* _Assignment_
Among the entries below, find the lines that contain the string "JSON". State only how many there are.

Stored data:
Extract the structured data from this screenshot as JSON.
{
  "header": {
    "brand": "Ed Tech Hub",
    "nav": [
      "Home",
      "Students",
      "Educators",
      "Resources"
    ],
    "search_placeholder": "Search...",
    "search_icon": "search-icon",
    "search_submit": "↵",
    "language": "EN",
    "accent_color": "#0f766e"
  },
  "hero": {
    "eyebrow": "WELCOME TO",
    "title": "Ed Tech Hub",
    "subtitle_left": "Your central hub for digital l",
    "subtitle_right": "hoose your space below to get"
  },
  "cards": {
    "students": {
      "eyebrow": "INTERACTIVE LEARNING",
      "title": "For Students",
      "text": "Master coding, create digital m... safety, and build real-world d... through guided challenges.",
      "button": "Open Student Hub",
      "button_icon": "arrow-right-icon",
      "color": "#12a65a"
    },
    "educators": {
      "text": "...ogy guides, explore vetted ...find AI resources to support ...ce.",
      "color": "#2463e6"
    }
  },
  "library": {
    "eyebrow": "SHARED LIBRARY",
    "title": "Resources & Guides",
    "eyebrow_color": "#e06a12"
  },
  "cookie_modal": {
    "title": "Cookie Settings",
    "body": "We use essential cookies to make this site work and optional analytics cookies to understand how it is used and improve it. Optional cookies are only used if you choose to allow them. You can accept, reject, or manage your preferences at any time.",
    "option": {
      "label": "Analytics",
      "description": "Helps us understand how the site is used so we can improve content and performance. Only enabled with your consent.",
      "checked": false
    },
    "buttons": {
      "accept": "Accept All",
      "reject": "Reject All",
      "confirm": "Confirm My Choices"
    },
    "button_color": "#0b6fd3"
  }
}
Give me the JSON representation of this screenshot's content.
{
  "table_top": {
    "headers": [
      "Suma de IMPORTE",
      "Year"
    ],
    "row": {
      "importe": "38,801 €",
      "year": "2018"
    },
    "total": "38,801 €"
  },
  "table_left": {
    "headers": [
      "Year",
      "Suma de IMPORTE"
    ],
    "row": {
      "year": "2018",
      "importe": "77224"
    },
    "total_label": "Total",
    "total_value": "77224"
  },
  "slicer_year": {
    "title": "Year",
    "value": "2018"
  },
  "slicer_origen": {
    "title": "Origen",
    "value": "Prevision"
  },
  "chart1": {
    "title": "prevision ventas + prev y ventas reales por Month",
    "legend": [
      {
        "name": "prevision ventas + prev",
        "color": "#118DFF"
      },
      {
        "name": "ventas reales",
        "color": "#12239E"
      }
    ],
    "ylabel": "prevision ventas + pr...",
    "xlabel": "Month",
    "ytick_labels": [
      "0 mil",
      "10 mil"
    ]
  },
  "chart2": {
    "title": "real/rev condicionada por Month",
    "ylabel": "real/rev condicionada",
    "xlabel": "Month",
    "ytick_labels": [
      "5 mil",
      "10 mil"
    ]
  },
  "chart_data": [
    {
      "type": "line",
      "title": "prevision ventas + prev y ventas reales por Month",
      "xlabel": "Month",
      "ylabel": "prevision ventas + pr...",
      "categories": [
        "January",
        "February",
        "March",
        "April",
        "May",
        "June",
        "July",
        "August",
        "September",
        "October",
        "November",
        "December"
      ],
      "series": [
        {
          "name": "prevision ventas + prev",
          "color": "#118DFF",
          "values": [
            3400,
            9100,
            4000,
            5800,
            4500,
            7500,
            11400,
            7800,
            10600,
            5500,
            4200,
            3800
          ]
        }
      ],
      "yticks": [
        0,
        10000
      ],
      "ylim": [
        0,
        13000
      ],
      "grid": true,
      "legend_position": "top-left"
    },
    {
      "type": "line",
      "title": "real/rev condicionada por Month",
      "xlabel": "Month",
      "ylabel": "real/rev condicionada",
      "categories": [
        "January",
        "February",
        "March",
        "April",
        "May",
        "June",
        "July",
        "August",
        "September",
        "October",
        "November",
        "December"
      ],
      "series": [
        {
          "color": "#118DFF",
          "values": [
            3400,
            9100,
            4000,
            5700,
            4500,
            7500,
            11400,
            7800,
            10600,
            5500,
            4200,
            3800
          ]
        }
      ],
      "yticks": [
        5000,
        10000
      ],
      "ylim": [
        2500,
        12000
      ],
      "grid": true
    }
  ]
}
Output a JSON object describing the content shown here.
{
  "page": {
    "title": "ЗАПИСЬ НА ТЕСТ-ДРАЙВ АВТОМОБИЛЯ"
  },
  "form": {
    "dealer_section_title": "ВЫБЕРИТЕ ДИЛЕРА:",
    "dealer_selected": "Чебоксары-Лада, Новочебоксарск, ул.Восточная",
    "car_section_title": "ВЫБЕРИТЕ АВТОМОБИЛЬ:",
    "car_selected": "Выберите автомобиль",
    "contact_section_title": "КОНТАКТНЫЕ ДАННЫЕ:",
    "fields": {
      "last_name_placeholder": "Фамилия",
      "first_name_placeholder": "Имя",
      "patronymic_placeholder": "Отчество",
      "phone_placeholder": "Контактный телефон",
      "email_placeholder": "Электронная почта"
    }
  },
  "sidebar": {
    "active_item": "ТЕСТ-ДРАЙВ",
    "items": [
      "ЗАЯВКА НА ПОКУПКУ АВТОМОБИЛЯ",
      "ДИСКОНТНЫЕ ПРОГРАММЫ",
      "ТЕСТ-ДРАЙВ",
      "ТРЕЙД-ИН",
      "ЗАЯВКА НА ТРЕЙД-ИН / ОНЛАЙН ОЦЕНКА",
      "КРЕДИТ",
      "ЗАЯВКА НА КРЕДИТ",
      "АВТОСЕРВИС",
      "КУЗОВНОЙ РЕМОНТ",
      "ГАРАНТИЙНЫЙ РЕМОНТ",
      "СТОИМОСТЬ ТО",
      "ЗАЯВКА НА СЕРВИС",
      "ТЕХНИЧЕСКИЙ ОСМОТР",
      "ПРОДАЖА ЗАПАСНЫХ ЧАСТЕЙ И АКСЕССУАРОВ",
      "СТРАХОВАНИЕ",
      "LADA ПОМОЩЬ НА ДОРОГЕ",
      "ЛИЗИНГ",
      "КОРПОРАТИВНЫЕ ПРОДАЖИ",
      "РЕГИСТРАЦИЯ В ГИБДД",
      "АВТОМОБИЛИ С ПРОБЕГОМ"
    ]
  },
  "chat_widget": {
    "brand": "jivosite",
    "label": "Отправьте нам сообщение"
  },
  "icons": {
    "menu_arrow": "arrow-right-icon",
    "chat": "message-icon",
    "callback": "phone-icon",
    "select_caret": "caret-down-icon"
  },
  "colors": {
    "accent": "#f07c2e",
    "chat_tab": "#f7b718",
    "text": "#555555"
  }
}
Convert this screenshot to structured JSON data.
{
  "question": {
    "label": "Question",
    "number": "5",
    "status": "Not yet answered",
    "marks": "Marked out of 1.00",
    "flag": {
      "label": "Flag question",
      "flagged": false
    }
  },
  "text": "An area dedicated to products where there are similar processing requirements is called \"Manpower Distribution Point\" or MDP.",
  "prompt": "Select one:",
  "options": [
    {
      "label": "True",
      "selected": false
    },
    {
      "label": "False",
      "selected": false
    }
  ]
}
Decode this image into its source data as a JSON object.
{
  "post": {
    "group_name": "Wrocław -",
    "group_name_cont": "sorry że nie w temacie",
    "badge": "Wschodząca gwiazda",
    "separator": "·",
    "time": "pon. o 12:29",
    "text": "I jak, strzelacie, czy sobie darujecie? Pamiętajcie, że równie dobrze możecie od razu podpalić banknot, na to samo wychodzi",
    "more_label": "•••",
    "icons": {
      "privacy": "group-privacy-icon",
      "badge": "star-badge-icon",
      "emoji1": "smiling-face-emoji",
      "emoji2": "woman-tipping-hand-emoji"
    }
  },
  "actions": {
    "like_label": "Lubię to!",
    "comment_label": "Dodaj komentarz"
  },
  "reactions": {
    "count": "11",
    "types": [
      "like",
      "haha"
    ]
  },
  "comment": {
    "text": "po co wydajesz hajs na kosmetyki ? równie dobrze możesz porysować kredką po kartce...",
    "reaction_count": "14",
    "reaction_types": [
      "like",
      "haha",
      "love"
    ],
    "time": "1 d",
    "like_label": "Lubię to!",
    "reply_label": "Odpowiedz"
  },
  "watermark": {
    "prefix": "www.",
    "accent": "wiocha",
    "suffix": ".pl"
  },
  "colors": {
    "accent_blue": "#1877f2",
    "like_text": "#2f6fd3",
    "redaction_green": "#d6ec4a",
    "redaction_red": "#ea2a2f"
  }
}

* _Task answer_
5